Assigned task.
Please return every line of the records below that holds the word "Detector".
### Record set
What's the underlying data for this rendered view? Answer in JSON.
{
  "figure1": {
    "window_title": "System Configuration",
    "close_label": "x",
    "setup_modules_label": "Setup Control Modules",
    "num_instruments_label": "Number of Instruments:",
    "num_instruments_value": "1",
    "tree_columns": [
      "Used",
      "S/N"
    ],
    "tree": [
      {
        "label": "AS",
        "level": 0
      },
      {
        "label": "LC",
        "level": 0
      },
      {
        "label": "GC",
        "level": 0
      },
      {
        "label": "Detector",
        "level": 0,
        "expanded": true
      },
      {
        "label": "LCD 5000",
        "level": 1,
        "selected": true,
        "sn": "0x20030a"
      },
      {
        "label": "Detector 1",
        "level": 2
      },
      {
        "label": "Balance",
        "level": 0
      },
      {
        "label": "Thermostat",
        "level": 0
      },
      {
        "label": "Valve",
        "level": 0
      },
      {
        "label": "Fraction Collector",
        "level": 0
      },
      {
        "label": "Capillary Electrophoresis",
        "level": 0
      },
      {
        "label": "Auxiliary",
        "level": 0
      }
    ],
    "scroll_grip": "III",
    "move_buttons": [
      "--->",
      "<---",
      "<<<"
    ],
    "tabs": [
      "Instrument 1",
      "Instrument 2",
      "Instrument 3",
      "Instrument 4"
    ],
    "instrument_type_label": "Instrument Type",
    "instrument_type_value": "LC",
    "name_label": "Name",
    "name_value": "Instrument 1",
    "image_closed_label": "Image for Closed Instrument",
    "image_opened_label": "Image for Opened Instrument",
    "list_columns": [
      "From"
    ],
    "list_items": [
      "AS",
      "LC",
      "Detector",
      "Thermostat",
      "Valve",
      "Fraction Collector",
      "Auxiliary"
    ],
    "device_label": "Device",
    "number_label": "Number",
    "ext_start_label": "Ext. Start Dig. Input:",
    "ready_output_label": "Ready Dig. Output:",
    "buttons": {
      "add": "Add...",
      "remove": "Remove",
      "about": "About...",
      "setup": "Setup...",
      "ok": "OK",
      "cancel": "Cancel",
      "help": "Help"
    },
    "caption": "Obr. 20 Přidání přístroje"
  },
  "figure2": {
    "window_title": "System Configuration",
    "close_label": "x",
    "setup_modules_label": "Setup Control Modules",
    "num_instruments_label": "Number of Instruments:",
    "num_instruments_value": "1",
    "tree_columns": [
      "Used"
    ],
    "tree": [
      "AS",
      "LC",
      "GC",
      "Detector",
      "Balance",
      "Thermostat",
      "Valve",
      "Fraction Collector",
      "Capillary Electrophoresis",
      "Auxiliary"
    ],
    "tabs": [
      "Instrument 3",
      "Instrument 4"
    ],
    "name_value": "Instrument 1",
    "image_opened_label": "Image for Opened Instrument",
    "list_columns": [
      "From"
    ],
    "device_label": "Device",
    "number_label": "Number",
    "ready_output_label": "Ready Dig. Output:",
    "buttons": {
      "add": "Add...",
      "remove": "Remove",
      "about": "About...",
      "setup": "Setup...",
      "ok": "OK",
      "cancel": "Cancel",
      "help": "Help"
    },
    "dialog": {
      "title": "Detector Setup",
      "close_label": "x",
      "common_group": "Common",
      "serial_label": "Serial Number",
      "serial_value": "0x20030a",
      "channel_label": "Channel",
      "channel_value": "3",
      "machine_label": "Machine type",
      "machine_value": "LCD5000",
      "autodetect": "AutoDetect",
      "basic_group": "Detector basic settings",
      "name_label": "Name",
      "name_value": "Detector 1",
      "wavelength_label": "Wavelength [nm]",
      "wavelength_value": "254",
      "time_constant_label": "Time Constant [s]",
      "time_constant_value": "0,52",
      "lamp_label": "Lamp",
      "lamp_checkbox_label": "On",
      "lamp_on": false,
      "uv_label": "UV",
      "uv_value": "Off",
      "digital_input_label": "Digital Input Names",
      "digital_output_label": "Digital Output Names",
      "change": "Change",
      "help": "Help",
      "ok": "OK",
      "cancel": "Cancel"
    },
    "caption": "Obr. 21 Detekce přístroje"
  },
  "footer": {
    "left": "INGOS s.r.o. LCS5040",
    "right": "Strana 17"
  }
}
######
Finished task.
        "label": "Detector",
        "label": "Detector 1",
      "Detector",
      "Detector",
      "title": "Detector Setup",
      "basic_group": "Detector basic settings",
      "name_value": "Detector 1",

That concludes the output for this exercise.